So, while many of my peers were weekending it on Es and repetitive beats, I gave the warehouses full of light and DayGlo a miss (well, mostly) and spent my time in 640x480xinfinity pixels. I read voraciously, discovering the connections between Mandelbrot's maths, emergent complexity, theories of mind, Turing, and the increasingly persuasive idea that when the early personal computer pioneers called the microprocessor a thought amplifier they were spot on.
Until Fractint, I had always thought of computers in the abstract as having the potential for being a combination of universal microscope and telescope: where you reached a human limit of handling data and needed more detail, more speed, more capacity, you could build a tool out of computing that let you go further. It was a nice, exciting thought, but not very involving — after all, who could afford a supercomputer any more than an amateur astronomer could afford Palomar?
Fractint was the Hubble for such ideas. It doesn't matter how well or badly you understand the science behind it; if you have the basic human endowments of curiosity and beauty, you will be changed when you look at Hubble's pictures of cosmic creation and destruction. And, if you let yourself, you will be led by the nose into the world of "If that's so, then what if...", and may that never, ever stop. This was a Hubble in my front room. (It was only later that I realised that Fractint itself was an early example of the idea of collaborative, open, Net-mediated software development that has itself changed the world in subtle and powerful ways. What a time to be alive.)
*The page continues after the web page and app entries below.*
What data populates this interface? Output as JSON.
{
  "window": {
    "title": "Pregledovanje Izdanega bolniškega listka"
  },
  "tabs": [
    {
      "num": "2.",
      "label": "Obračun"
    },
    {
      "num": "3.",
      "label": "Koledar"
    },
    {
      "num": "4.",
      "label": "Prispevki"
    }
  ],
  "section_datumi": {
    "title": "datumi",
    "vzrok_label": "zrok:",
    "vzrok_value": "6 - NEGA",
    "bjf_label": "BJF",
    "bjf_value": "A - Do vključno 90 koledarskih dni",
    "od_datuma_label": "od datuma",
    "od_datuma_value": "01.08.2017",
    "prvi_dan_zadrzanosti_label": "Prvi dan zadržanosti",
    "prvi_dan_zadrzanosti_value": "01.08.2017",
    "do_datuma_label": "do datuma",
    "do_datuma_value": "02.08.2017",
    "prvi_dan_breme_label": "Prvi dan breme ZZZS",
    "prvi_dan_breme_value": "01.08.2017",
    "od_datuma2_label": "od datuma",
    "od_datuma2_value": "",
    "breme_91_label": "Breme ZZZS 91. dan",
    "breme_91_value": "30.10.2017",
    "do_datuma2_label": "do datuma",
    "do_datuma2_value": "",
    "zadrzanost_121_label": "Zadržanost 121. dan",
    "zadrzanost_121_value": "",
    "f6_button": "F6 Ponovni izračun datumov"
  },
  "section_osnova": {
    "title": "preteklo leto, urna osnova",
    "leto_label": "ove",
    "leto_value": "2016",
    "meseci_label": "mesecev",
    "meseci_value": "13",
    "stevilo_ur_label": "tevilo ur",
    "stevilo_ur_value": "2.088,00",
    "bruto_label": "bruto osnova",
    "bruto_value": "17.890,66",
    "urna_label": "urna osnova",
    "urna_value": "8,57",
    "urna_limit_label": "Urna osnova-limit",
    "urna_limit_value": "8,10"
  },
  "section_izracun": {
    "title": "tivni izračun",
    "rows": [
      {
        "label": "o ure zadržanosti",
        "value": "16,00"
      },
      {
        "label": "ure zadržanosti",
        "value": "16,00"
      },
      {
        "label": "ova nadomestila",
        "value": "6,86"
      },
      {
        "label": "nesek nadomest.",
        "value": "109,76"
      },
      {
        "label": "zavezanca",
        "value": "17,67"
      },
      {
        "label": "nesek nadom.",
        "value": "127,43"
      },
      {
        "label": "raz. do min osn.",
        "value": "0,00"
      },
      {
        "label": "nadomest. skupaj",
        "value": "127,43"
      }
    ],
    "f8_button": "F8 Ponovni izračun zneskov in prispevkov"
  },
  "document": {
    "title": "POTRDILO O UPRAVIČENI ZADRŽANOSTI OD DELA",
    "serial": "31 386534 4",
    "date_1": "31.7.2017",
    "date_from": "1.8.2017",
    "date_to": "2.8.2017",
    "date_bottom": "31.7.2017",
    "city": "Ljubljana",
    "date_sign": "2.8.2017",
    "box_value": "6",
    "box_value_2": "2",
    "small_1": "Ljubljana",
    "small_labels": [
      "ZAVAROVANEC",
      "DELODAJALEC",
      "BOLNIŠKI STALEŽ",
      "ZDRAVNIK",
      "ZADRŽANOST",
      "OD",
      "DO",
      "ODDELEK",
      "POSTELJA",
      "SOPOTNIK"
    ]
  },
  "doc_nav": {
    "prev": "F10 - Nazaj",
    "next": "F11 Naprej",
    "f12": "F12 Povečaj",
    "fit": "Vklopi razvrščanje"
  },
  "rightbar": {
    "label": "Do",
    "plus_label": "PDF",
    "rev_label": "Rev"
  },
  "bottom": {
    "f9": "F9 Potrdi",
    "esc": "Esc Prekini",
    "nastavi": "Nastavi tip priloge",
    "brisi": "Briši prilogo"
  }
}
The concepts that Fractint demonstrated, thanks to the work of Mandelbrot, remain with me still and keep me hungry for more. It can be hard to stay mindful of what we're doing in technology, swamped as we are in the noxious fumes thrown up by competing commercial and social interests. But that computers can guide us through new vistas of creativity, new ways of extending our web of ideas and new understandings of fundamental reality — these are new shapes indeed, and they're still growing.
Thank you, Professor Mandelbrot.